--- RECORDS TO PROCESS Enclosed Below ---
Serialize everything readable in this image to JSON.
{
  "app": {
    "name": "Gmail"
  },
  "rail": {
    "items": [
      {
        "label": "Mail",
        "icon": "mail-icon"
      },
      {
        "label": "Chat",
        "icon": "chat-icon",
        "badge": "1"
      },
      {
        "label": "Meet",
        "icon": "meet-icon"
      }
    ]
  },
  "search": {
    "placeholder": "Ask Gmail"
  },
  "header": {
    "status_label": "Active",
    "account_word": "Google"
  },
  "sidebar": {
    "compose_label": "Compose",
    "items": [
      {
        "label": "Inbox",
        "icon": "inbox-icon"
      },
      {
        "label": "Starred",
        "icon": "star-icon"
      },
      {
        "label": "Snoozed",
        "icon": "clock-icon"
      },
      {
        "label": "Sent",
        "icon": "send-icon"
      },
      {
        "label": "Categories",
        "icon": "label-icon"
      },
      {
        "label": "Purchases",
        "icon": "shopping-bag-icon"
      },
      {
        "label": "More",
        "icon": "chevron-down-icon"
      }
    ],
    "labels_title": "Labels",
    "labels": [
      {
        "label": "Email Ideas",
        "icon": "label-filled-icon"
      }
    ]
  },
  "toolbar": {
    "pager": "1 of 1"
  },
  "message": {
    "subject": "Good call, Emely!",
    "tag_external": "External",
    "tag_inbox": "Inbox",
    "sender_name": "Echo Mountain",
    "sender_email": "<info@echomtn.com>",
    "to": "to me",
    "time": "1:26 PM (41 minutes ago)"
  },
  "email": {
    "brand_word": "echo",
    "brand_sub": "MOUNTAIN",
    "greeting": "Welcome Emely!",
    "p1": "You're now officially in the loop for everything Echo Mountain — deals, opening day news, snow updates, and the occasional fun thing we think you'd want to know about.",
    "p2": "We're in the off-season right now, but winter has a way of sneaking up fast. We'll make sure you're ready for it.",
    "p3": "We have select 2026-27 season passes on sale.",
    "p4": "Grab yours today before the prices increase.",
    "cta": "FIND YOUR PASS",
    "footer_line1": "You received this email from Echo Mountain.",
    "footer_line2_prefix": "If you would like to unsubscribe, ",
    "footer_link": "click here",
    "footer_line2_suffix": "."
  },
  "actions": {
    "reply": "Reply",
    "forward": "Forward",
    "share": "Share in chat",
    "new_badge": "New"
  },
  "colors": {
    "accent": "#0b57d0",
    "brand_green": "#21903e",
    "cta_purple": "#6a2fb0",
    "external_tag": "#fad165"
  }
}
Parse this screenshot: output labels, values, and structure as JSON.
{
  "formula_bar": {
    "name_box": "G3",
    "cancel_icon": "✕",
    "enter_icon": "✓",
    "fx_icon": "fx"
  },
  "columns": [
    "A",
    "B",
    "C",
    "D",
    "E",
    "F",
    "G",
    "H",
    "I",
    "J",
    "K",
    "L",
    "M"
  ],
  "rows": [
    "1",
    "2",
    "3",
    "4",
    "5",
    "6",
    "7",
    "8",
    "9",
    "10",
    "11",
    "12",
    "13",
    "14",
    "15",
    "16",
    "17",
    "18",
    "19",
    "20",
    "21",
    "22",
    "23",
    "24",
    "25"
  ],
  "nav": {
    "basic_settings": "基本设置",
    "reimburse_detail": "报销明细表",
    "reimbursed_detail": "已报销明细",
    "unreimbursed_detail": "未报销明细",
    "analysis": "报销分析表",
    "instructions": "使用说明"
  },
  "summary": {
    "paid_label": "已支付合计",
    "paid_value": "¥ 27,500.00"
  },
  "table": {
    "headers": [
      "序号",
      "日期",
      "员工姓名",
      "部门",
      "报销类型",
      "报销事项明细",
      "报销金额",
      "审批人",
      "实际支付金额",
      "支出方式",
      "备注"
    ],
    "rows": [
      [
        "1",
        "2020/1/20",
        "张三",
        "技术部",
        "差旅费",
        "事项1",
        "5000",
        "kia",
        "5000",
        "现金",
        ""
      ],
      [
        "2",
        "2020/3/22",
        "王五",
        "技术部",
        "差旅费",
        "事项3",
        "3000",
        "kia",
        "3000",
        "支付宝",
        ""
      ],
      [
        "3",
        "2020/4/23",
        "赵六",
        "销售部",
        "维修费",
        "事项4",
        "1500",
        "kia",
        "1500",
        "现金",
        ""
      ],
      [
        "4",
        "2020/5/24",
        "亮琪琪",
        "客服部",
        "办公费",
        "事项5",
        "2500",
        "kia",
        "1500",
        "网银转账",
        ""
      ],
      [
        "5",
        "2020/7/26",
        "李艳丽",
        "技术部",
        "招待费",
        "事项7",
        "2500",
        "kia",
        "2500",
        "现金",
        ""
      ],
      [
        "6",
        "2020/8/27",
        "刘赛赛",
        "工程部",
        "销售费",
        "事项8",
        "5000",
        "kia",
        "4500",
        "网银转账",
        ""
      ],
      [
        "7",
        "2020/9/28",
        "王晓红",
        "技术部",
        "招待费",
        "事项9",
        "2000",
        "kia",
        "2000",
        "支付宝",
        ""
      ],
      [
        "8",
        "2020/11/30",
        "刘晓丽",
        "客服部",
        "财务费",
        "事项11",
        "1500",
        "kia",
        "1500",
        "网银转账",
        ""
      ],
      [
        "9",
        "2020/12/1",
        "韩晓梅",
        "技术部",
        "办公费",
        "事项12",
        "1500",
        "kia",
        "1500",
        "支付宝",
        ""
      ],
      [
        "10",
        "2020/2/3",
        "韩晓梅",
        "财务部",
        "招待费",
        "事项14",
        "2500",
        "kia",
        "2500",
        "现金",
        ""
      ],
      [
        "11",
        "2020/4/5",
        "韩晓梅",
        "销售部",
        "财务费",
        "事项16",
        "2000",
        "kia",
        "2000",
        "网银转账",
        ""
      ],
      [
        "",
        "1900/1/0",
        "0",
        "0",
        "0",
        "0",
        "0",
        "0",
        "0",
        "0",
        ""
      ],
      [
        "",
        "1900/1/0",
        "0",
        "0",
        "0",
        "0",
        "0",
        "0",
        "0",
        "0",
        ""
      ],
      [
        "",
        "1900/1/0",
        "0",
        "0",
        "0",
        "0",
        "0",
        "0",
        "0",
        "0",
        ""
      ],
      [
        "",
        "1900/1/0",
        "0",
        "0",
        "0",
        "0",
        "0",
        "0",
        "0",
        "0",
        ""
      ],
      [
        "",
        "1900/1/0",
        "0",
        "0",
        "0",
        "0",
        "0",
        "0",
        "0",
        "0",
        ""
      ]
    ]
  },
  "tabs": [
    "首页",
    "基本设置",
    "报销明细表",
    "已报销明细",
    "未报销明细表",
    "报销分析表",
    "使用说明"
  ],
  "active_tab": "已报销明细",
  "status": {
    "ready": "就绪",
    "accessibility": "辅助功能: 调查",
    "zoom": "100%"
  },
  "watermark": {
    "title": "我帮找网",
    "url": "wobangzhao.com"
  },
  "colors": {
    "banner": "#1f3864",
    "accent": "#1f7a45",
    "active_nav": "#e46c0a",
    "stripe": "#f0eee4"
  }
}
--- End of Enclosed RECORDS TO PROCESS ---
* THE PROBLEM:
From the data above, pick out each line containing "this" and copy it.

* EXPECTED OUTPUT:
Serialize everything readable in this image to JSON.
    "footer_line1": "You received this email from Echo Mountain.",
Parse this screenshot: output labels, values, and structure as JSON.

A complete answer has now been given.